I will if you will – why co-operation is key to sustainable consumption and production #CoopsDay #SDGs

Today is the International Day of Co-operatives, marked by the United Nations and co-operatives worldwide. The theme this year focuses on one of the key Sustainable Development Goals (SDGs) – sustainable consumption and production.

To link with this in a timely way, I have a report on co-operatives and the SDGs published by Co-op News – an English language version of an earlier paper commissioned originally for our new sister organisation in Japan.

In 2006, I co-chaired with Alan Knight a roundtable on sustainable consumption with a number of distinguished members, such as Rita Clifton and Tim Jackson, and our report, influential at the time, was one of those rare times when seventy pages of findings could be summed up in a single title: I Will If You Will.

In the report we said:

Some people insist that sustainable consumption inevitably means ‘consuming less’. Others maintain, just as fervently, that it is not about consuming less at all but about ‘consuming differently’.

In the first camp are those who lament the ‘rampant materialism’ of modern society and suggest that we would actually be happier and enjoy a better quality of life by consuming less. They point to evidence of voluntary ‘down-shifting’: people who appear to opt for a better work-life balance, more quality time with their families and a low- consumption lifestyle.

In the second camp are those who suggest that consuming less would restrict choice and reduce the quality of people’s lives. They argue instead that sustainable consumption involves ‘consuming efficiently’. They highlight the transformative power of the market to deliver greater efficiency in industrial processes, cleaner and greener products, and more sustainable consumer choices.

This division suggests two distinct routes to sustainable consumption. One looks for deeper engagement with the natural world, aims for increased self-reliance and simpler lives, and calls for large-scale changes in people’s aspirations and behaviours. The other seeks sustainability in the continuing march of progress, opening out the possibility of new, more sustainable products that simultaneously improve our lives. We appear to be offered a choice between two competing alternatives. Which route should we choose?

The reality is that this suggestion of a ‘fork in the road’ is misleading. Neither model of change is complete in itself. The first makes vast and possibly unrealistic demands on human nature. It risks alienating those whose behaviour it seeks to change. The second neglects one of the key lessons from the past: that efficiency improvements are often outstripped by growing aspirations and increased consumption elsewhere. Neither model is yet capable of demonstrating that it will lead to a ‘one planet’ society. In reality, elements from both strategies are going to be needed.

The divided view highlights some of the key issues that lie at the heart of the challenge of sustainable consumption. The first is a lack of clarity over the term ‘consumption’ itself. The second is the link between consumption and economic stability. A third is the role of business in delivering sustainability. A fourth is inequality.

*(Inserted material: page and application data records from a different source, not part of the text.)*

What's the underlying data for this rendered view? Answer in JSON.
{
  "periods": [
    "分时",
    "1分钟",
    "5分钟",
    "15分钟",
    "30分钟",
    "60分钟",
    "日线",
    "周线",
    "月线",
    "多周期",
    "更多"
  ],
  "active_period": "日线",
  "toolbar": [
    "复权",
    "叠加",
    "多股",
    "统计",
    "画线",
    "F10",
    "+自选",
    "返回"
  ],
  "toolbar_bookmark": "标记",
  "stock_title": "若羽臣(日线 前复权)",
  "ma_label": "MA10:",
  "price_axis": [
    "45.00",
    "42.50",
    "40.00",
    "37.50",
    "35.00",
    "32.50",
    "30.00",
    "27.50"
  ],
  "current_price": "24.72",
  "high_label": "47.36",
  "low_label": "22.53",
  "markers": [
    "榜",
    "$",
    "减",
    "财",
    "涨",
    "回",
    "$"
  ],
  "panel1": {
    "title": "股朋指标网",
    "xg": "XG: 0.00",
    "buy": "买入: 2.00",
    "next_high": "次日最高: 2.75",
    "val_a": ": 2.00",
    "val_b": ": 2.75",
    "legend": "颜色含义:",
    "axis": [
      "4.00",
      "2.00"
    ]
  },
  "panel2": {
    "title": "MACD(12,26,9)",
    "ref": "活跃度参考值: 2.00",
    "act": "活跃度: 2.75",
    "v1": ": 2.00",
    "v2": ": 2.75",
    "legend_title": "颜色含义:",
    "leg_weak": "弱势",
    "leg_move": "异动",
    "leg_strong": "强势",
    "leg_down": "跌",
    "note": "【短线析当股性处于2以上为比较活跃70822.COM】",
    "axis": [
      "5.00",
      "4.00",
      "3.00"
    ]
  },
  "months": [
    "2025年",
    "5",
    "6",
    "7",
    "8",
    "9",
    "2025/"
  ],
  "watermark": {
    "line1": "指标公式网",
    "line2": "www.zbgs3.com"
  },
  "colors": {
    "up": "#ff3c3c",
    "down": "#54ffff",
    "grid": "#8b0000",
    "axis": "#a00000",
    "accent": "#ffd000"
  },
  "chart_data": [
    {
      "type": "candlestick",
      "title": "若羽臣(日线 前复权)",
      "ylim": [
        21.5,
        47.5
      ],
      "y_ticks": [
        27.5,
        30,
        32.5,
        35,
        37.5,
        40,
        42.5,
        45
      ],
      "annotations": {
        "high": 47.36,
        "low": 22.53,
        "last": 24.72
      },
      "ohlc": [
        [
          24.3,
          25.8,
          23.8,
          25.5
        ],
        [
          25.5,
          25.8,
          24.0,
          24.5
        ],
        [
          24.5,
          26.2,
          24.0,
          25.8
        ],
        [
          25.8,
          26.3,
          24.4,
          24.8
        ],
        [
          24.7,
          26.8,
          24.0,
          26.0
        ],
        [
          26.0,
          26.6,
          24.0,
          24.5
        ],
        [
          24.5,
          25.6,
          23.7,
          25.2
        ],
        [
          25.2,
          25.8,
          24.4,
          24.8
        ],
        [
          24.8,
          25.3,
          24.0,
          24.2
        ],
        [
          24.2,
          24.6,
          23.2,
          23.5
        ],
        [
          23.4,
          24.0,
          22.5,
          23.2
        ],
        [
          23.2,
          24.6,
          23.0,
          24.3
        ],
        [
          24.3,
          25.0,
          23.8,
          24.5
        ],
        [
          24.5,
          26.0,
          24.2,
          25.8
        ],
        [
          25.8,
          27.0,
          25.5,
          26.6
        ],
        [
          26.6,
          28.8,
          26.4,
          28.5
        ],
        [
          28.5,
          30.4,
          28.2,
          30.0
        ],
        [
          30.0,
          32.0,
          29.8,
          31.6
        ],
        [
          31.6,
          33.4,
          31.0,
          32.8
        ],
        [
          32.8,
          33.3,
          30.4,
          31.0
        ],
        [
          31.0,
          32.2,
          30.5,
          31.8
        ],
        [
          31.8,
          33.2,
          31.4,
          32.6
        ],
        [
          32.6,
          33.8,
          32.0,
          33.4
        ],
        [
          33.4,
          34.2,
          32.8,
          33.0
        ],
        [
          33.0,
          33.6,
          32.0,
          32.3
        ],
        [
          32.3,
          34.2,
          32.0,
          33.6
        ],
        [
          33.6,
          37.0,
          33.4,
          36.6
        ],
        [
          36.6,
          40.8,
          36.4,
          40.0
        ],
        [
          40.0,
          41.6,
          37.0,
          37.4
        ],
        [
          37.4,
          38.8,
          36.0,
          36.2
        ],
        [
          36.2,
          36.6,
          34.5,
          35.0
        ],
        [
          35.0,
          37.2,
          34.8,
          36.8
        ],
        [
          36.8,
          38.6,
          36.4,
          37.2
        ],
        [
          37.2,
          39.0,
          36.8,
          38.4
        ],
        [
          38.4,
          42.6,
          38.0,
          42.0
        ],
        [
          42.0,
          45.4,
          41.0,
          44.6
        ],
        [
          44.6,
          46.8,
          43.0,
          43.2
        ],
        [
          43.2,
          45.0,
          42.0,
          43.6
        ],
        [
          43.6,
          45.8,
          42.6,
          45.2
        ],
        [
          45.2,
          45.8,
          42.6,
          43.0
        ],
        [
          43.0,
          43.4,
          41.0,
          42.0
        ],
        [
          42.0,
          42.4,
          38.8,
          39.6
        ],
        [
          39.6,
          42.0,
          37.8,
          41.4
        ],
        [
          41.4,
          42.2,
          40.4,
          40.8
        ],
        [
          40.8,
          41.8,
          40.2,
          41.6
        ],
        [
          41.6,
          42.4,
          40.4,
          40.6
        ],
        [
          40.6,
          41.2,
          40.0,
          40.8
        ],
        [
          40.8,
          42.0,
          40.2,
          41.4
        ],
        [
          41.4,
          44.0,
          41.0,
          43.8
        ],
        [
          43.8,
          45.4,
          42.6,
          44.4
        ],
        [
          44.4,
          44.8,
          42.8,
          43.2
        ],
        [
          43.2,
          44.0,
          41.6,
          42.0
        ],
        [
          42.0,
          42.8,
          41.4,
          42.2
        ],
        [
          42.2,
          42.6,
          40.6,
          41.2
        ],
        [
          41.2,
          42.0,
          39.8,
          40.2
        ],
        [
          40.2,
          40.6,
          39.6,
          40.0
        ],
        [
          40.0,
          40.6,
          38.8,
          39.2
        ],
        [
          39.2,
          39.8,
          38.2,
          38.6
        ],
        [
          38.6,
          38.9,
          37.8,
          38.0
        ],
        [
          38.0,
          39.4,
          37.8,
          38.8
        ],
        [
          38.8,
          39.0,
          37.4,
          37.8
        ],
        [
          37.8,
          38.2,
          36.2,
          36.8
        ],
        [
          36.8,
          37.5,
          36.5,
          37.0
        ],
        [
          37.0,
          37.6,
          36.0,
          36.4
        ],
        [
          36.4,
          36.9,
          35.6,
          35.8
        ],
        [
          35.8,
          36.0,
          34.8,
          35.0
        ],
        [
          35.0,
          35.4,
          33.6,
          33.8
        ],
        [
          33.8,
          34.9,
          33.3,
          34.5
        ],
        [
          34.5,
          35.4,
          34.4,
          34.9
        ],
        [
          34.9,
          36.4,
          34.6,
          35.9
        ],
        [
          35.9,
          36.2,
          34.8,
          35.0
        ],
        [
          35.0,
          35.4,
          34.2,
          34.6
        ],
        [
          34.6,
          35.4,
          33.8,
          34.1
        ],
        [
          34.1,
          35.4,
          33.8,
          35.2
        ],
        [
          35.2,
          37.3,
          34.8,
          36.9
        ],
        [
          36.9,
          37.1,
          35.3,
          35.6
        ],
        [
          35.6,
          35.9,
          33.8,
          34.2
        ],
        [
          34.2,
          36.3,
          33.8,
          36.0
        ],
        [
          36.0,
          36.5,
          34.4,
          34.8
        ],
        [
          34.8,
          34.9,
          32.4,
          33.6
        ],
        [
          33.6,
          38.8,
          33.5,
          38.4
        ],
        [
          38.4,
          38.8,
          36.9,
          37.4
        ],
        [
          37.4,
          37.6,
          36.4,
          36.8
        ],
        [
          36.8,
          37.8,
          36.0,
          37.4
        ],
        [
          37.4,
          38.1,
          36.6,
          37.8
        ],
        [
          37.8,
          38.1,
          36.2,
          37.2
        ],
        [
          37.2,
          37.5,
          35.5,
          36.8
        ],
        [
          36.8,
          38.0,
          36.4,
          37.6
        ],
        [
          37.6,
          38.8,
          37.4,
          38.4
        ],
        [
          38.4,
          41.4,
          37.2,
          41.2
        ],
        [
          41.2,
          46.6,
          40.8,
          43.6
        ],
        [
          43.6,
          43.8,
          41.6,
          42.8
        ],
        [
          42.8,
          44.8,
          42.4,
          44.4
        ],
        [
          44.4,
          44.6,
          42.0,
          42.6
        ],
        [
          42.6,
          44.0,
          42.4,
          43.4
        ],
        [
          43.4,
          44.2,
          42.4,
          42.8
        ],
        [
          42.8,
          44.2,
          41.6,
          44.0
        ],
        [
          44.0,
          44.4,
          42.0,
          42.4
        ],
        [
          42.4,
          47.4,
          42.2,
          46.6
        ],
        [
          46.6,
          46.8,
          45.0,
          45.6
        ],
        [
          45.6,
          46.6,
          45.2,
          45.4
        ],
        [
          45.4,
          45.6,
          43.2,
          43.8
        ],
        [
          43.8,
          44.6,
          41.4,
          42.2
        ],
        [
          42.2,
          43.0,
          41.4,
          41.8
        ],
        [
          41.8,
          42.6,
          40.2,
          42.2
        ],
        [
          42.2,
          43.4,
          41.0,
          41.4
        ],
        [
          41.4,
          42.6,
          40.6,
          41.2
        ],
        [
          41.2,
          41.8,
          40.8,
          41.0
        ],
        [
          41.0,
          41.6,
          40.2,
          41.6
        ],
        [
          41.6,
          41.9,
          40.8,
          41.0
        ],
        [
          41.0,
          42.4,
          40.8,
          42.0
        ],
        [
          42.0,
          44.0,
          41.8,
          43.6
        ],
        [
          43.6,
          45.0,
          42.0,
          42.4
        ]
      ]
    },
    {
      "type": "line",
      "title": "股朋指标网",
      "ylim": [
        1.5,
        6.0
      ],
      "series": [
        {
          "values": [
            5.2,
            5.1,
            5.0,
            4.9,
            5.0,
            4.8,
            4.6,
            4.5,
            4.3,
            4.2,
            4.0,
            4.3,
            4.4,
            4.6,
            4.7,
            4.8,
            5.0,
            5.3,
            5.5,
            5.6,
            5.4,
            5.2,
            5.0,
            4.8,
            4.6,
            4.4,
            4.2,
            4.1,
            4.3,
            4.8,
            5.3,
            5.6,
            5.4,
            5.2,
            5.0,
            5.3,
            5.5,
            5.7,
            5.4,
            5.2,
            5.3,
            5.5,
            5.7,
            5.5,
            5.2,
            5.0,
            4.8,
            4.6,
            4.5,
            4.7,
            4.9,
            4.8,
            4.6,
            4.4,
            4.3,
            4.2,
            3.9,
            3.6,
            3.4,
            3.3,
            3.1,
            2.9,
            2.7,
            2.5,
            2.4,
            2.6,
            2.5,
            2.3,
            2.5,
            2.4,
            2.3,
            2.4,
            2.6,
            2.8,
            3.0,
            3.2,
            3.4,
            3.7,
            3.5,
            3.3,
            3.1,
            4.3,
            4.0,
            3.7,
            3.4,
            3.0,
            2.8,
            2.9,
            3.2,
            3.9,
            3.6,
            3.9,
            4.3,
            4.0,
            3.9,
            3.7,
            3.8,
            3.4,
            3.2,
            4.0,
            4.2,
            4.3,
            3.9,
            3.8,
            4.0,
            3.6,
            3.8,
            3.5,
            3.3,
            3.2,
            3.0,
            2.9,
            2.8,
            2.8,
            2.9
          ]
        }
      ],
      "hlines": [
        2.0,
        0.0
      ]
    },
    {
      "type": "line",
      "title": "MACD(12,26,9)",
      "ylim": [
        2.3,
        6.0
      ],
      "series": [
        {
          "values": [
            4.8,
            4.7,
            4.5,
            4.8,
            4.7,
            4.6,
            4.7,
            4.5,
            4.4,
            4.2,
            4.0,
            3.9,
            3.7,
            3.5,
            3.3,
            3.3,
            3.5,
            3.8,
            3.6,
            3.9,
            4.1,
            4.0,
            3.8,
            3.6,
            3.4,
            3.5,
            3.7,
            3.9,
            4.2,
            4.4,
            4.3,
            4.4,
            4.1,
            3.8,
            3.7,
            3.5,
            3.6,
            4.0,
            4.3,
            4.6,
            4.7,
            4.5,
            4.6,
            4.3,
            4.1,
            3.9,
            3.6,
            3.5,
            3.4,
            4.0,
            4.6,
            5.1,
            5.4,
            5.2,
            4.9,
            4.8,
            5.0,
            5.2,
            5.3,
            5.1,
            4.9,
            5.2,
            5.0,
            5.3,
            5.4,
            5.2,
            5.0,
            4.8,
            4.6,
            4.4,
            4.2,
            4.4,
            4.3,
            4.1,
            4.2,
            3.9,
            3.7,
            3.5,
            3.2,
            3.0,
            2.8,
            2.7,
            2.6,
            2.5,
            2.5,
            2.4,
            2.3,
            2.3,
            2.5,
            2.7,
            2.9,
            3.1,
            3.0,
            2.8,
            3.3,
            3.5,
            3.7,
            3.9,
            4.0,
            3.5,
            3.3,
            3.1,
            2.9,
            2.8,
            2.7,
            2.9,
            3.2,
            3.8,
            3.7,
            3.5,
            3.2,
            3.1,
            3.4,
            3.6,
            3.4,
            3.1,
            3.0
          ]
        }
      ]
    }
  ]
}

The fifth is the complexity of lifestyle aspirations in modern society.

Looking back now, this seems perhaps too hopeful: that small scale changes – such as eco-rating of fridges and freezers – could build the constituency for large scale and transformative cultural change.

The challenge at the heart of sustainable consumption and production remains a moral tension, as to whether we can draw a line and say ‘no more’.

The challenge is whether we are able to develop a shared framework of ethics that recognises that, within the limits we face, overconsumption by one group is in principle… an act of theft from another, or an act of violence on those that face the consequences of an unsustainable world.

So much of the sustainability challenge is in the nature of what researchers call a collective action problem.

That means that we need to give far more attention over time to the traditional tools of social co-operation in order to solve them – civic engagement, collaboration across the economy, peace building and conflict resolution, inter-state regulation and policy… and the nurturing and affirmation of the values of co-operation throughout.

Not just today, but every day.